*** THE INPUT ***

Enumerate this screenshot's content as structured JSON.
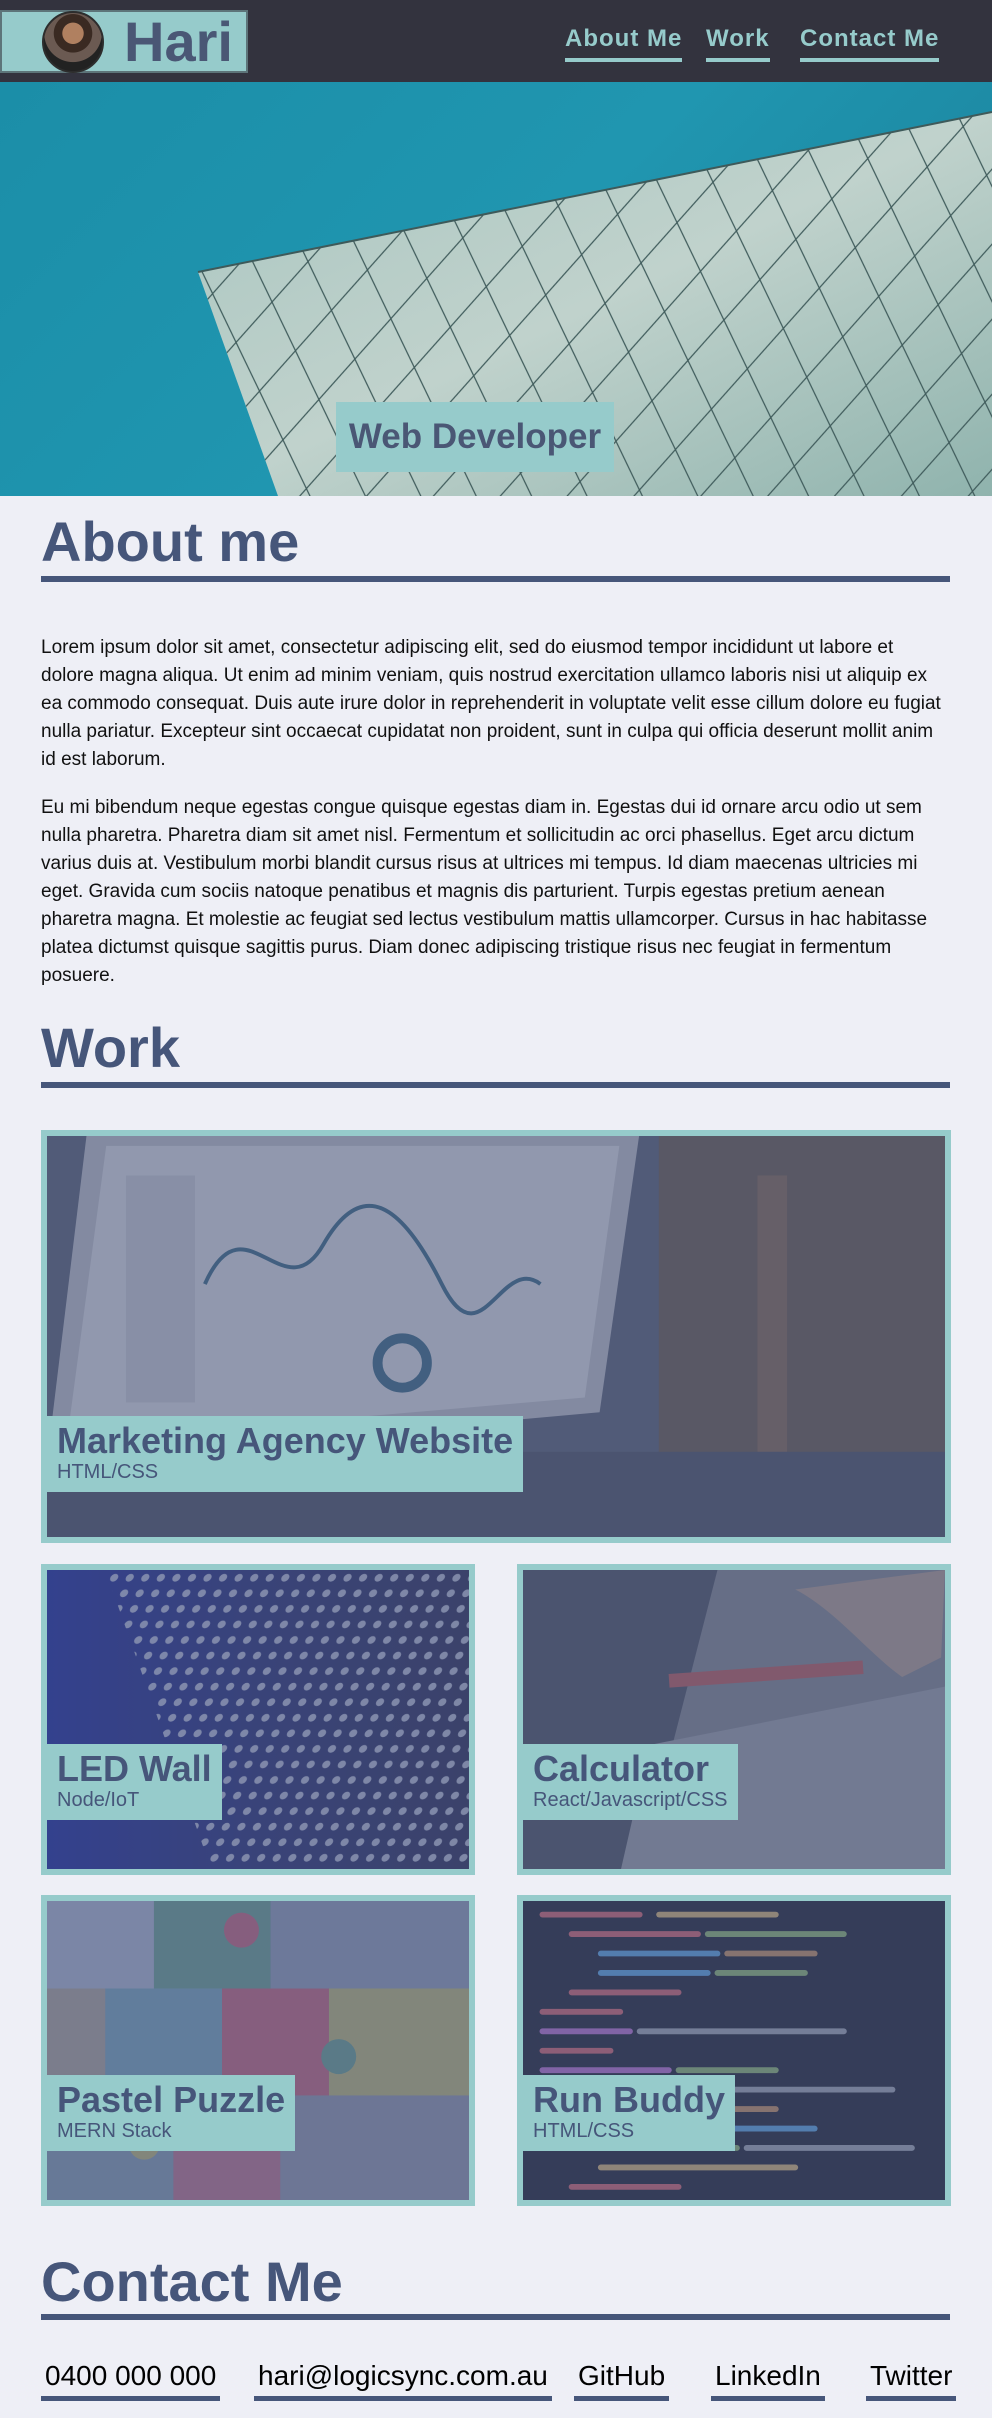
{
  "header": {
    "brand_name": "Hari",
    "nav": [
      {
        "label": "About Me"
      },
      {
        "label": "Work"
      },
      {
        "label": "Contact Me"
      }
    ]
  },
  "hero": {
    "title": "Web Developer"
  },
  "about": {
    "title": "About me",
    "paragraphs": [
      "Lorem ipsum dolor sit amet, consectetur adipiscing elit, sed do eiusmod tempor incididunt ut labore et dolore magna aliqua. Ut enim ad minim veniam, quis nostrud exercitation ullamco laboris nisi ut aliquip ex ea commodo consequat. Duis aute irure dolor in reprehenderit in voluptate velit esse cillum dolore eu fugiat nulla pariatur. Excepteur sint occaecat cupidatat non proident, sunt in culpa qui officia deserunt mollit anim id est laborum.",
      "Eu mi bibendum neque egestas congue quisque egestas diam in. Egestas dui id ornare arcu odio ut sem nulla pharetra. Pharetra diam sit amet nisl. Fermentum et sollicitudin ac orci phasellus. Eget arcu dictum varius duis at. Vestibulum morbi blandit cursus risus at ultrices mi tempus. Id diam maecenas ultricies mi eget. Gravida cum sociis natoque penatibus et magnis dis parturient. Turpis egestas pretium aenean pharetra magna. Et molestie ac feugiat sed lectus vestibulum mattis ullamcorper. Cursus in hac habitasse platea dictumst quisque sagittis purus. Diam donec adipiscing tristique risus nec feugiat in fermentum posuere."
    ]
  },
  "work": {
    "title": "Work",
    "projects": [
      {
        "title": "Marketing Agency Website",
        "stack": "HTML/CSS"
      },
      {
        "title": "LED Wall",
        "stack": "Node/IoT"
      },
      {
        "title": "Calculator",
        "stack": "React/Javascript/CSS"
      },
      {
        "title": "Pastel Puzzle",
        "stack": "MERN Stack"
      },
      {
        "title": "Run Buddy",
        "stack": "HTML/CSS"
      }
    ]
  },
  "contact": {
    "title": "Contact Me",
    "links": [
      {
        "label": "0400 000 000"
      },
      {
        "label": "hari@logicsync.com.au"
      },
      {
        "label": "GitHub"
      },
      {
        "label": "LinkedIn"
      },
      {
        "label": "Twitter"
      }
    ]
  },
  "colors": {
    "header_bg": "#33333e",
    "accent": "#96cbcb",
    "heading": "#46567a",
    "page_bg": "#eeeff6"
  }
}
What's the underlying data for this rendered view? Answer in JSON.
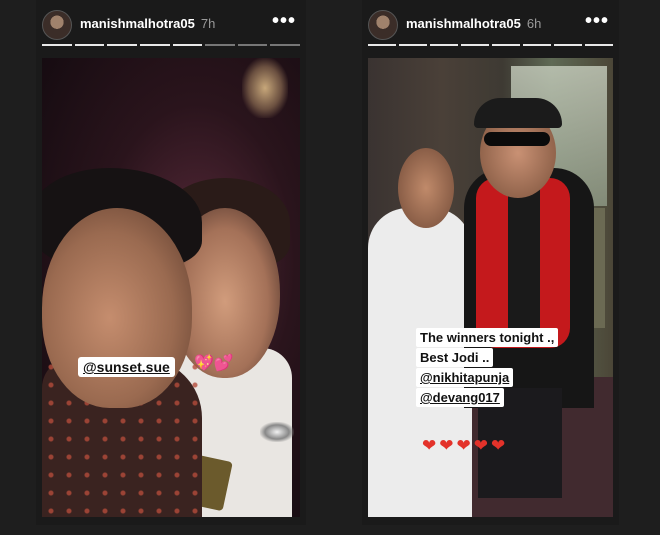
{
  "stories": [
    {
      "username": "manishmalhotra05",
      "time": "7h",
      "more_label": "•••",
      "mention": "@sunset.sue",
      "sticker": "💖💕"
    },
    {
      "username": "manishmalhotra05",
      "time": "6h",
      "more_label": "•••",
      "caption_lines": [
        "The winners tonight .,",
        "Best Jodi ..",
        "@nikhitapunja",
        "@devang017"
      ],
      "hearts": "❤❤❤❤❤"
    }
  ],
  "icons": {
    "more": "more-options-icon",
    "heart": "heart-icon"
  },
  "colors": {
    "background": "#1e1e1e",
    "heart": "#e3322a",
    "sticker_pink": "#ff5aa8"
  }
}
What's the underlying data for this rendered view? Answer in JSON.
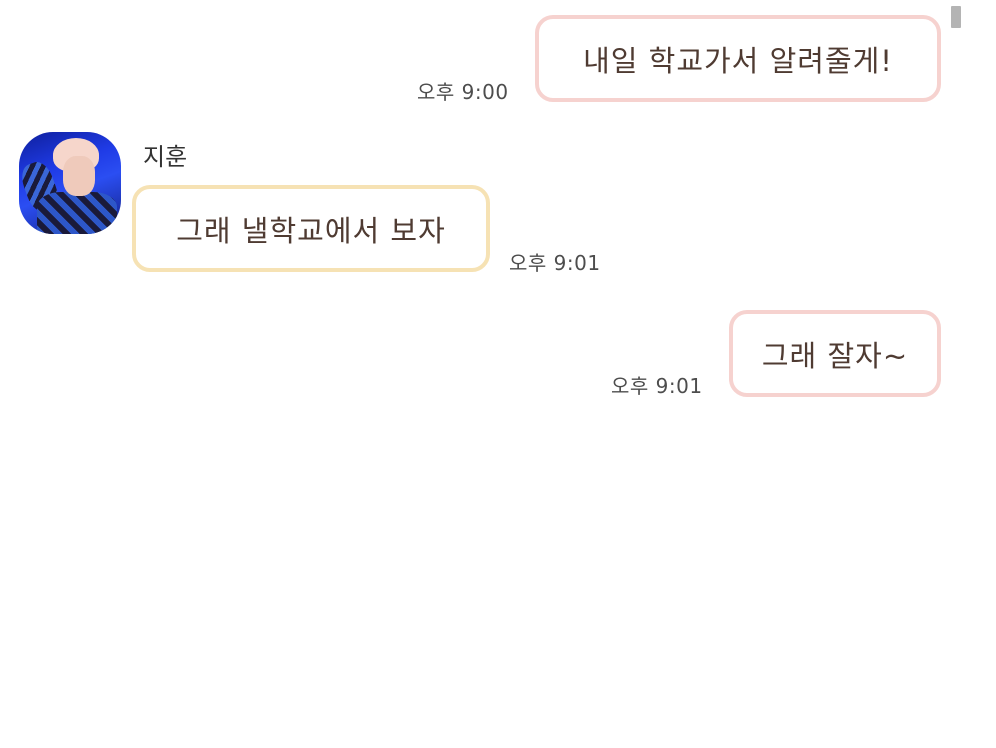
{
  "messages": [
    {
      "sender": "me",
      "text": "내일 학교가서 알려줄게!",
      "time": "오후 9:00"
    },
    {
      "sender": "them",
      "name": "지훈",
      "text": "그래 낼학교에서 보자",
      "time": "오후 9:01"
    },
    {
      "sender": "me",
      "text": "그래 잘자~",
      "time": "오후 9:01"
    }
  ],
  "colors": {
    "my_bubble_border": "#f6d2cf",
    "their_bubble_border": "#f6e2b4"
  }
}
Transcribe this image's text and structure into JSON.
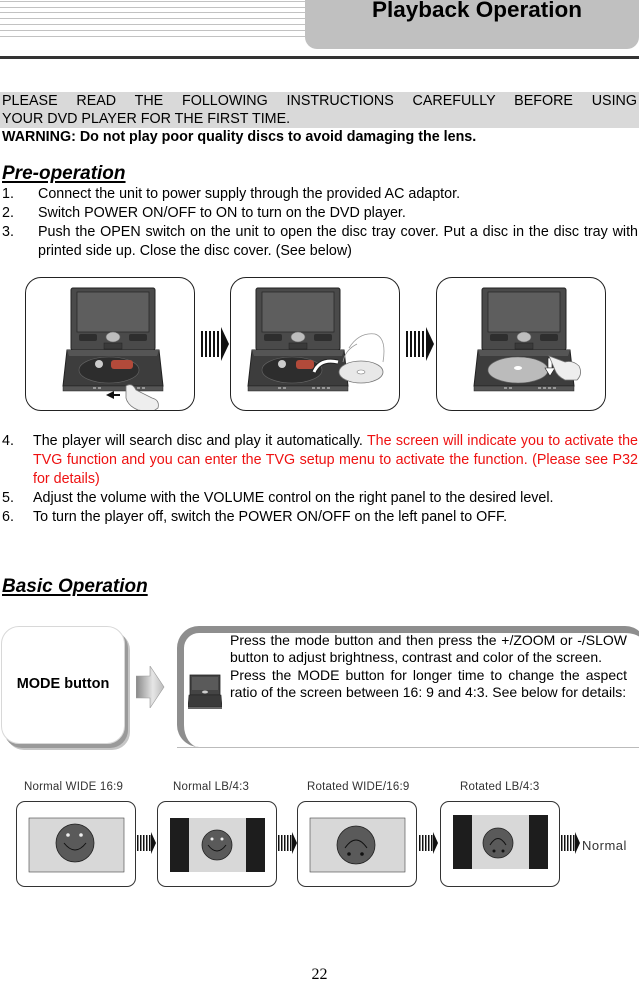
{
  "header": {
    "title": "Playback Operation"
  },
  "notice": {
    "line1": "PLEASE READ THE FOLLOWING INSTRUCTIONS CAREFULLY BEFORE USING",
    "line2": "YOUR DVD PLAYER FOR THE FIRST TIME.",
    "warning": "WARNING: Do not play poor quality discs to avoid damaging the lens."
  },
  "pre_operation": {
    "title": "Pre-operation",
    "steps": [
      {
        "num": "1.",
        "text": "Connect the unit to power supply through the provided AC adaptor."
      },
      {
        "num": "2.",
        "text": "Switch POWER ON/OFF to ON to turn on the DVD player."
      },
      {
        "num": "3.",
        "text": "Push the OPEN switch on the unit to open the disc tray cover. Put a disc in the disc tray with printed side up. Close the disc cover. (See below)"
      }
    ],
    "illustrations": [
      {
        "icon": "dvd-player-open-switch-icon"
      },
      {
        "icon": "dvd-player-insert-disc-icon"
      },
      {
        "icon": "dvd-player-close-cover-icon"
      }
    ],
    "steps_after": [
      {
        "num": "4.",
        "text": "The player will search disc and play it automatically. ",
        "highlight": "The screen will indicate you to activate the TVG function and you can enter the TVG setup menu to activate the function. (Please see P32 for details)",
        "highlight_color": "#ee1111"
      },
      {
        "num": "5.",
        "text": "Adjust the volume with the VOLUME control on the right panel to the desired level."
      },
      {
        "num": "6.",
        "text": "To turn the player off, switch the POWER ON/OFF on the left panel to OFF."
      }
    ]
  },
  "basic_operation": {
    "title": "Basic Operation",
    "mode_button_label": "MODE button",
    "description": [
      "Press the mode button and then press the +/ZOOM or -/SLOW button to adjust brightness, contrast and color of the screen.",
      "Press the MODE button for longer time to change the aspect ratio of the screen between 16: 9 and 4:3. See below for details:"
    ],
    "aspect_modes": [
      {
        "label": "Normal WIDE 16:9",
        "icon": "smiley-wide-icon"
      },
      {
        "label": "Normal LB/4:3",
        "icon": "smiley-letterbox-icon"
      },
      {
        "label": "Rotated WIDE/16:9",
        "icon": "smiley-rotated-wide-icon"
      },
      {
        "label": "Rotated LB/4:3",
        "icon": "smiley-rotated-letterbox-icon"
      }
    ],
    "cycle_end_label": "Normal"
  },
  "page_number": "22"
}
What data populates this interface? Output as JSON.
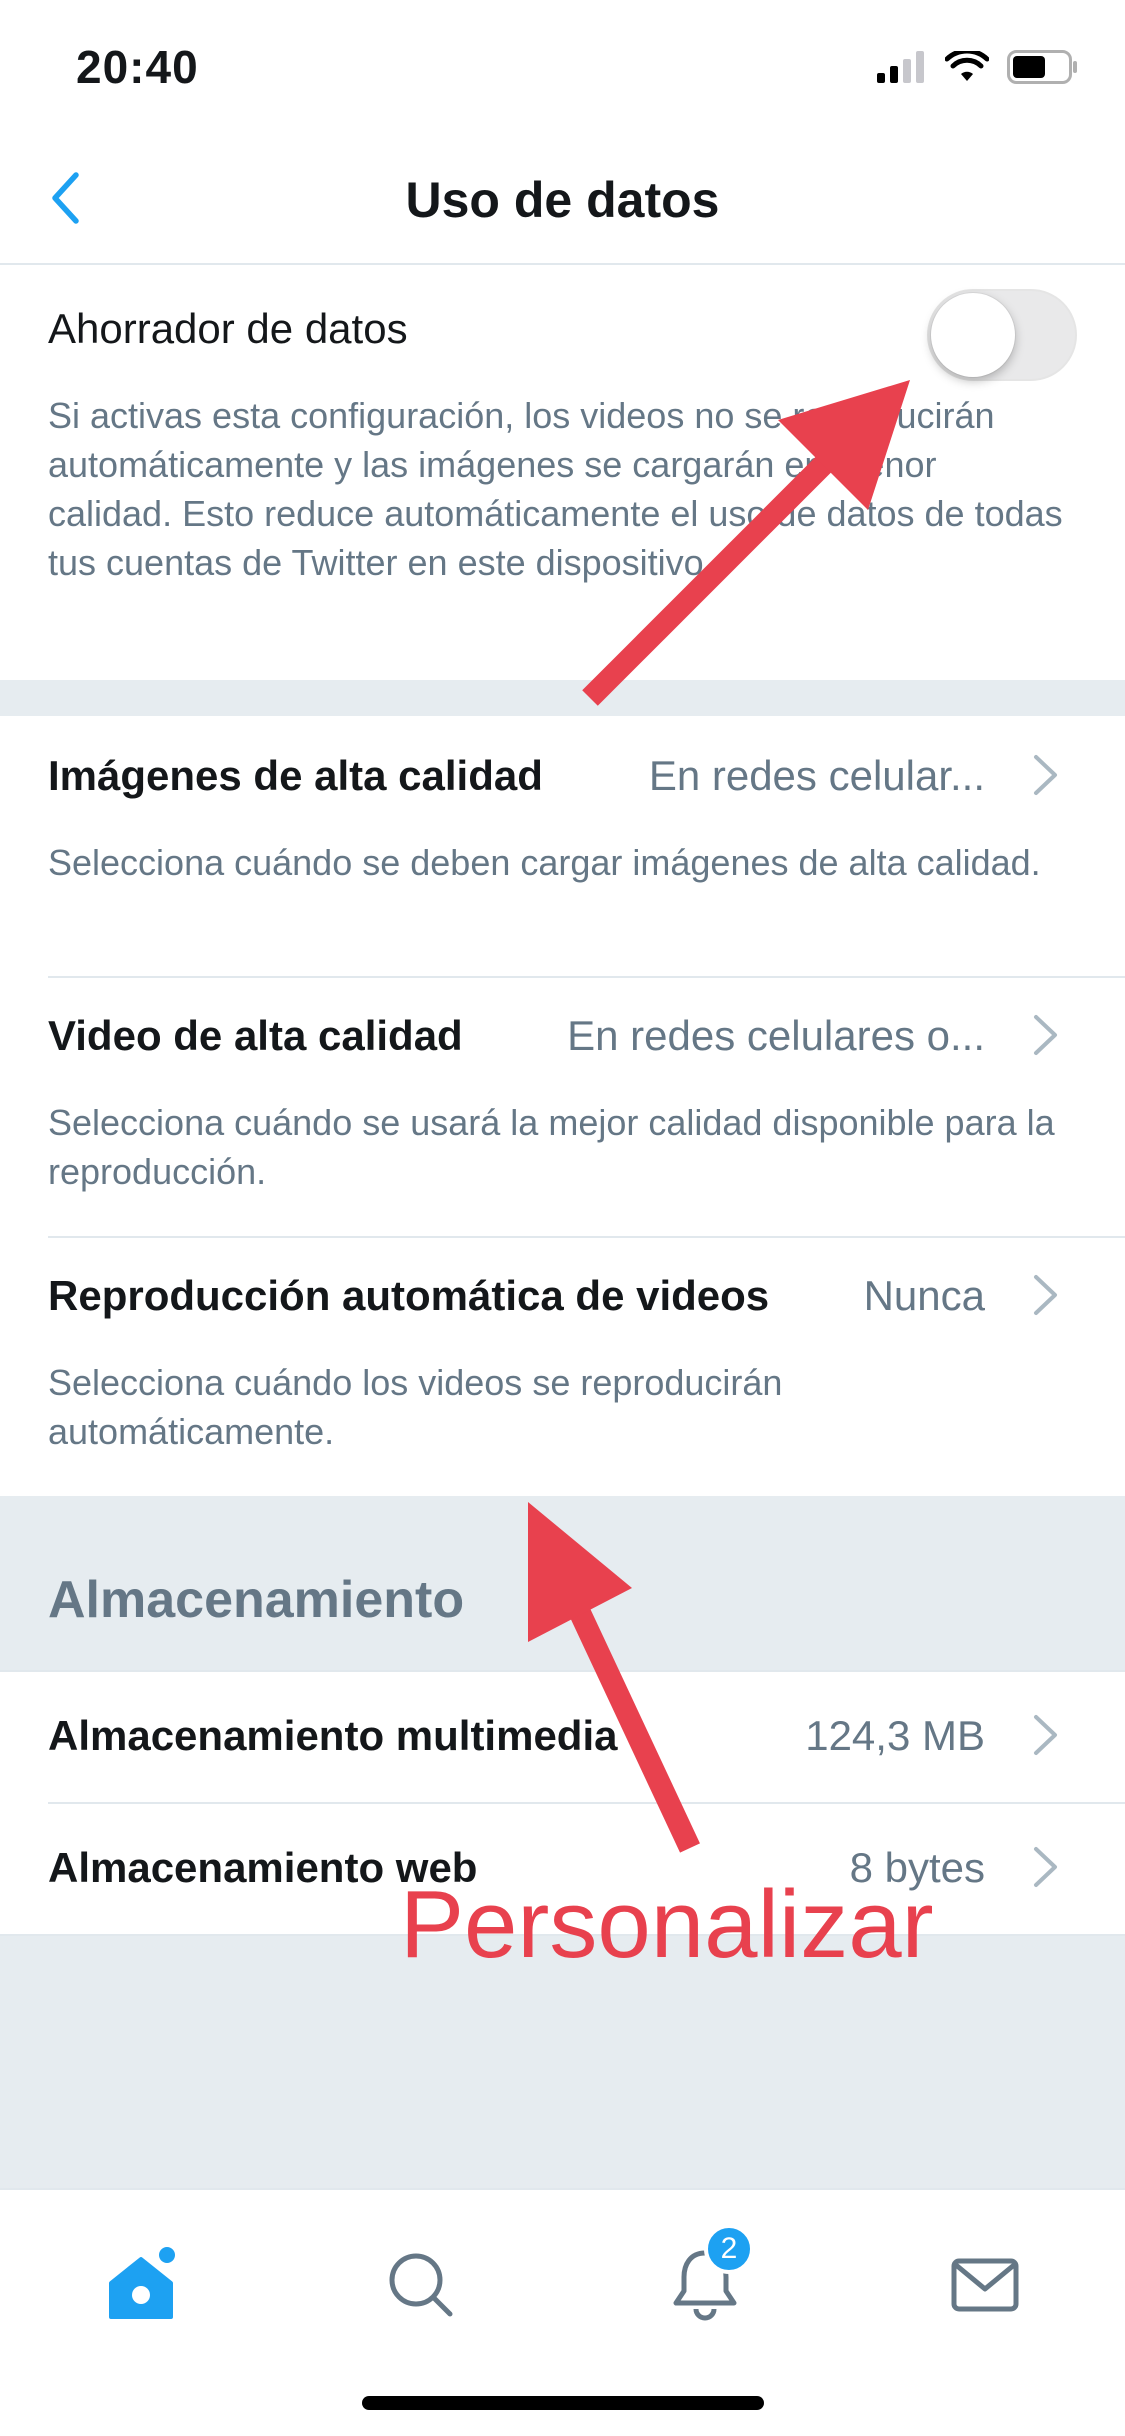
{
  "status_bar": {
    "time": "20:40"
  },
  "nav": {
    "title": "Uso de datos"
  },
  "data_saver": {
    "title": "Ahorrador de datos",
    "enabled": false,
    "description": "Si activas esta configuración, los videos no se reproducirán automáticamente y las imágenes se cargarán en menor calidad. Esto reduce automáticamente el uso de datos de todas tus cuentas de Twitter en este dispositivo."
  },
  "media_settings": [
    {
      "title": "Imágenes de alta calidad",
      "value": "En redes celular...",
      "description": "Selecciona cuándo se deben cargar imágenes de alta calidad."
    },
    {
      "title": "Video de alta calidad",
      "value": "En redes celulares o...",
      "description": "Selecciona cuándo se usará la mejor calidad disponible para la reproducción."
    },
    {
      "title": "Reproducción automática de videos",
      "value": "Nunca",
      "description": "Selecciona cuándo los videos se reproducirán automáticamente."
    }
  ],
  "storage": {
    "header": "Almacenamiento",
    "items": [
      {
        "title": "Almacenamiento multimedia",
        "value": "124,3 MB"
      },
      {
        "title": "Almacenamiento web",
        "value": "8 bytes"
      }
    ]
  },
  "annotation": {
    "text": "Personalizar",
    "color": "#e8414e"
  },
  "tab_bar": {
    "notifications_badge": "2"
  },
  "colors": {
    "accent": "#1da1f2",
    "secondary_text": "#657786",
    "band": "#e6ecf0"
  }
}
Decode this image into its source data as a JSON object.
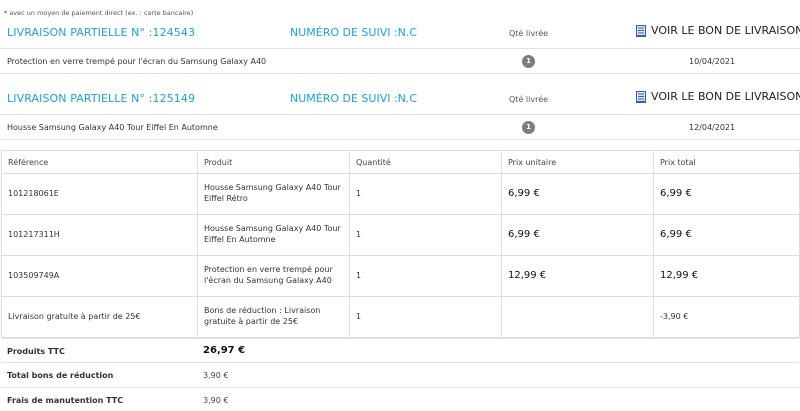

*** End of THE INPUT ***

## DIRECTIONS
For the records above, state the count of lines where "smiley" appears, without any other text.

## RESULT
4